• _DATA SHOWN_:
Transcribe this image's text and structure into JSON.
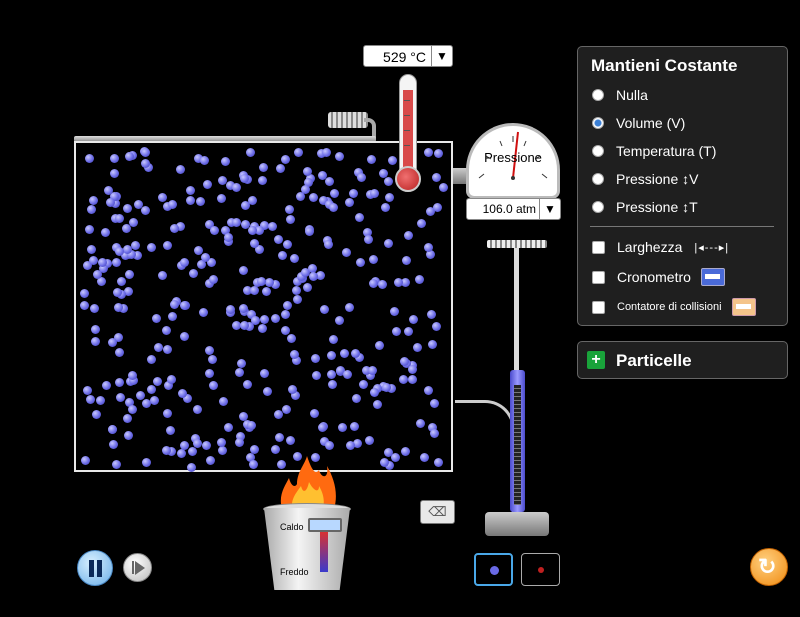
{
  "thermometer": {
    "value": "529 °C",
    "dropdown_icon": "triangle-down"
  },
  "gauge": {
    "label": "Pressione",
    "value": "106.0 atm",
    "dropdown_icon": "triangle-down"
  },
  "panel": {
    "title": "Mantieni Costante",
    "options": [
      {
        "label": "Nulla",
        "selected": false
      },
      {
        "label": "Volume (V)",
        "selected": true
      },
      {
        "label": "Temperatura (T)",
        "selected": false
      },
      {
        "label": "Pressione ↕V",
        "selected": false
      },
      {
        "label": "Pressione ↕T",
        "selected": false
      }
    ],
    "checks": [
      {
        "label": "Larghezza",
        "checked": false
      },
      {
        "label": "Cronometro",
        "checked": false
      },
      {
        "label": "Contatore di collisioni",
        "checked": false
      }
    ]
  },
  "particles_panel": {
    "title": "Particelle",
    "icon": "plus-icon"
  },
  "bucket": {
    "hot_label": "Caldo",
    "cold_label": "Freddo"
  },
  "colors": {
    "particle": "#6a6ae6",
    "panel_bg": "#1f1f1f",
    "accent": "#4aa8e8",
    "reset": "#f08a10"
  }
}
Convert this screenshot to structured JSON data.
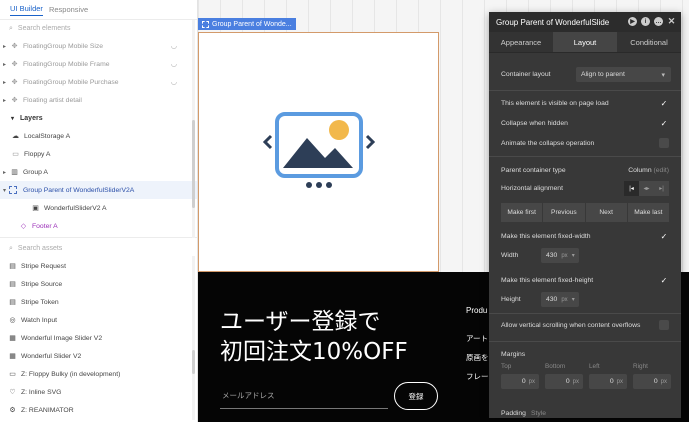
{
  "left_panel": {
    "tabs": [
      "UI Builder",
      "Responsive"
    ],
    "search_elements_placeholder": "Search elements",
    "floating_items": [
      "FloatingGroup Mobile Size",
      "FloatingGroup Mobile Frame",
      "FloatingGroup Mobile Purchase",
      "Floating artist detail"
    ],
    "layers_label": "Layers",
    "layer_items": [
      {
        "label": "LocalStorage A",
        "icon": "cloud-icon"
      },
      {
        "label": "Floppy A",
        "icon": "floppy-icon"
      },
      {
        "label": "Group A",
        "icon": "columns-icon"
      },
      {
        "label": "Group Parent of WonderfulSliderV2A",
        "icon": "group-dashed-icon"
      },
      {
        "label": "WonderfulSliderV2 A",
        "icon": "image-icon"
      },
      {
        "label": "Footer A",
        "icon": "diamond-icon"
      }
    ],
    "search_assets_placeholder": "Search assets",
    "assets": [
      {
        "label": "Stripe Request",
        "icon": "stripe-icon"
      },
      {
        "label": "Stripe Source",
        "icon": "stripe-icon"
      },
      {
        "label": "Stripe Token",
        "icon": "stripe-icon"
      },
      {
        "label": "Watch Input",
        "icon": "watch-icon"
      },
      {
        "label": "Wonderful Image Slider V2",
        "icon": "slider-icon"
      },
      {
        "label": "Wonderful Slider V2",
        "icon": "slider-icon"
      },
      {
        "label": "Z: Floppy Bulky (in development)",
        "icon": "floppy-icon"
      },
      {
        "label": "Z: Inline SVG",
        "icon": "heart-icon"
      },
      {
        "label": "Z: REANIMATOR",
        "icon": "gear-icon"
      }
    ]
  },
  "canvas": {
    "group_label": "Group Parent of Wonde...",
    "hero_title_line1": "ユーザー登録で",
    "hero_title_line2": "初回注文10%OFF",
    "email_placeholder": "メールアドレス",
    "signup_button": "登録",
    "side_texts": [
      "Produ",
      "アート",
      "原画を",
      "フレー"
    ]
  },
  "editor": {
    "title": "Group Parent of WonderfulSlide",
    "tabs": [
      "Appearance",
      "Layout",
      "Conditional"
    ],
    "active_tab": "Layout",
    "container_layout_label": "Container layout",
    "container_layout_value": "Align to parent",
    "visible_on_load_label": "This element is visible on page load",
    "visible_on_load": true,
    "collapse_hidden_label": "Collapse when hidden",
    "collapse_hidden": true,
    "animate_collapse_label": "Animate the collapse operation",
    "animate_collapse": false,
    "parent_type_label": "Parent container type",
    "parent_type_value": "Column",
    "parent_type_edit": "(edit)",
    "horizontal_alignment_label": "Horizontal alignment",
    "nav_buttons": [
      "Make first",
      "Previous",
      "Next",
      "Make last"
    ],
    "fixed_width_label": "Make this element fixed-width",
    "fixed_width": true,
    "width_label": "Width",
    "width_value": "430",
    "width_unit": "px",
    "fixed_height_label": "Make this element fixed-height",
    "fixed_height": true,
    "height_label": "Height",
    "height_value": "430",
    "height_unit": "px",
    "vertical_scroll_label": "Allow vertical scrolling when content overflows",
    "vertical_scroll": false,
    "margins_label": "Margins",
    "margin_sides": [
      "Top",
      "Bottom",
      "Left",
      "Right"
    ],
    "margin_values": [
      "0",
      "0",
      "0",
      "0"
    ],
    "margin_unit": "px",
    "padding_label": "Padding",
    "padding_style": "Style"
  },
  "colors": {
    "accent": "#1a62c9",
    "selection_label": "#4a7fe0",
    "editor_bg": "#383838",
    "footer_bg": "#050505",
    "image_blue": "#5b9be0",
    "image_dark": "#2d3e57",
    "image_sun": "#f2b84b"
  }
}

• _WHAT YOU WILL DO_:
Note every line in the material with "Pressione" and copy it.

• _RESULT OF THE EXERCISE_:
    "label": "Pressione",
        "label": "Pressione ↕V",
        "label": "Pressione ↕T",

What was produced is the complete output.